[[ The input open ]]

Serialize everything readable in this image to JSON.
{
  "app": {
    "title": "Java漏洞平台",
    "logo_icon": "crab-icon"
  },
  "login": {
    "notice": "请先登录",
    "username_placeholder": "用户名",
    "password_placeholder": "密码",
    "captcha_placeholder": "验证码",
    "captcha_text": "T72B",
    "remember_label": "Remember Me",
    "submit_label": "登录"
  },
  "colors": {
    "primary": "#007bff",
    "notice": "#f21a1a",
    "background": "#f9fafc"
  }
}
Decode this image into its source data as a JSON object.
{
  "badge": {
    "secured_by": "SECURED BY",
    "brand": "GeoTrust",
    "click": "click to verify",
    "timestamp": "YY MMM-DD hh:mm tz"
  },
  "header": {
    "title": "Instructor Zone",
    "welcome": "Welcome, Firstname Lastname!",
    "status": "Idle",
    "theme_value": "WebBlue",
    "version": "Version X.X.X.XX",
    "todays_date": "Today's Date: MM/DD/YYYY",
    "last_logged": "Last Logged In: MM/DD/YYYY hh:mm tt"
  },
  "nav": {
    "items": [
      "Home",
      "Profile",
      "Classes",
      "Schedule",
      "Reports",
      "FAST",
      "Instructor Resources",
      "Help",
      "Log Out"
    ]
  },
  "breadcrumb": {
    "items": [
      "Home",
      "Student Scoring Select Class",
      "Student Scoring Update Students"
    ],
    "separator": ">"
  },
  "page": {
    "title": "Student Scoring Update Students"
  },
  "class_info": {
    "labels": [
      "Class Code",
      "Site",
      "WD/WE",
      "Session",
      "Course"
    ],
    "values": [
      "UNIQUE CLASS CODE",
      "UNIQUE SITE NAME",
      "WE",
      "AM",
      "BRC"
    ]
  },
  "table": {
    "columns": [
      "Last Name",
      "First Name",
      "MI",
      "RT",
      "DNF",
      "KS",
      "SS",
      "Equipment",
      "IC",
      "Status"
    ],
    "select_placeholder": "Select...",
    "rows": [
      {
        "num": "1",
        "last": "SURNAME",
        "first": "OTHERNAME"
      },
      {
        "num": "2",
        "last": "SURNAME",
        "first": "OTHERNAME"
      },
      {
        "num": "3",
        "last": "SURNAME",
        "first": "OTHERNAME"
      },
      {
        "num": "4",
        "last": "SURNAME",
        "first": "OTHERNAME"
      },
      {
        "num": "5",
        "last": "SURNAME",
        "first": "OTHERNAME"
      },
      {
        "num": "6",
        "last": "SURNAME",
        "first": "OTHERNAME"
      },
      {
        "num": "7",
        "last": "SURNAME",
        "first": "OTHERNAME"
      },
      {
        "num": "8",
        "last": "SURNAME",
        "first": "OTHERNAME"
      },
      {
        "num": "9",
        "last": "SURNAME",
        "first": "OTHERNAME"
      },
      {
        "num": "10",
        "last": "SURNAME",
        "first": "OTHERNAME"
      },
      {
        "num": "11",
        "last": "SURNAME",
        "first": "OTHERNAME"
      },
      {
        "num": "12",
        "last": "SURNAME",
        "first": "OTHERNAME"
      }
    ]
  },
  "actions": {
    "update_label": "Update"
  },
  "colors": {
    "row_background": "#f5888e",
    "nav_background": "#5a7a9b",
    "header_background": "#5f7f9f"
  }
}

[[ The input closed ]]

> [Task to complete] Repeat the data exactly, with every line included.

> [Answer space]
Serialize everything readable in this image to JSON.
{
  "app": {
    "title": "Java漏洞平台",
    "logo_icon": "crab-icon"
  },
  "login": {
    "notice": "请先登录",
    "username_placeholder": "用户名",
    "password_placeholder": "密码",
    "captcha_placeholder": "验证码",
    "captcha_text": "T72B",
    "remember_label": "Remember Me",
    "submit_label": "登录"
  },
  "colors": {
    "primary": "#007bff",
    "notice": "#f21a1a",
    "background": "#f9fafc"
  }
}
Decode this image into its source data as a JSON object.
{
  "badge": {
    "secured_by": "SECURED BY",
    "brand": "GeoTrust",
    "click": "click to verify",
    "timestamp": "YY MMM-DD hh:mm tz"
  },
  "header": {
    "title": "Instructor Zone",
    "welcome": "Welcome, Firstname Lastname!",
    "status": "Idle",
    "theme_value": "WebBlue",
    "version": "Version X.X.X.XX",
    "todays_date": "Today's Date: MM/DD/YYYY",
    "last_logged": "Last Logged In: MM/DD/YYYY hh:mm tt"
  },
  "nav": {
    "items": [
      "Home",
      "Profile",
      "Classes",
      "Schedule",
      "Reports",
      "FAST",
      "Instructor Resources",
      "Help",
      "Log Out"
    ]
  },
  "breadcrumb": {
    "items": [
      "Home",
      "Student Scoring Select Class",
      "Student Scoring Update Students"
    ],
    "separator": ">"
  },
  "page": {
    "title": "Student Scoring Update Students"
  },
  "class_info": {
    "labels": [
      "Class Code",
      "Site",
      "WD/WE",
      "Session",
      "Course"
    ],
    "values": [
      "UNIQUE CLASS CODE",
      "UNIQUE SITE NAME",
      "WE",
      "AM",
      "BRC"
    ]
  },
  "table": {
    "columns": [
      "Last Name",
      "First Name",
      "MI",
      "RT",
      "DNF",
      "KS",
      "SS",
      "Equipment",
      "IC",
      "Status"
    ],
    "select_placeholder": "Select...",
    "rows": [
      {
        "num": "1",
        "last": "SURNAME",
        "first": "OTHERNAME"
      },
      {
        "num": "2",
        "last": "SURNAME",
        "first": "OTHERNAME"
      },
      {
        "num": "3",
        "last": "SURNAME",
        "first": "OTHERNAME"
      },
      {
        "num": "4",
        "last": "SURNAME",
        "first": "OTHERNAME"
      },
      {
        "num": "5",
        "last": "SURNAME",
        "first": "OTHERNAME"
      },
      {
        "num": "6",
        "last": "SURNAME",
        "first": "OTHERNAME"
      },
      {
        "num": "7",
        "last": "SURNAME",
        "first": "OTHERNAME"
      },
      {
        "num": "8",
        "last": "SURNAME",
        "first": "OTHERNAME"
      },
      {
        "num": "9",
        "last": "SURNAME",
        "first": "OTHERNAME"
      },
      {
        "num": "10",
        "last": "SURNAME",
        "first": "OTHERNAME"
      },
      {
        "num": "11",
        "last": "SURNAME",
        "first": "OTHERNAME"
      },
      {
        "num": "12",
        "last": "SURNAME",
        "first": "OTHERNAME"
      }
    ]
  },
  "actions": {
    "update_label": "Update"
  },
  "colors": {
    "row_background": "#f5888e",
    "nav_background": "#5a7a9b",
    "header_background": "#5f7f9f"
  }
}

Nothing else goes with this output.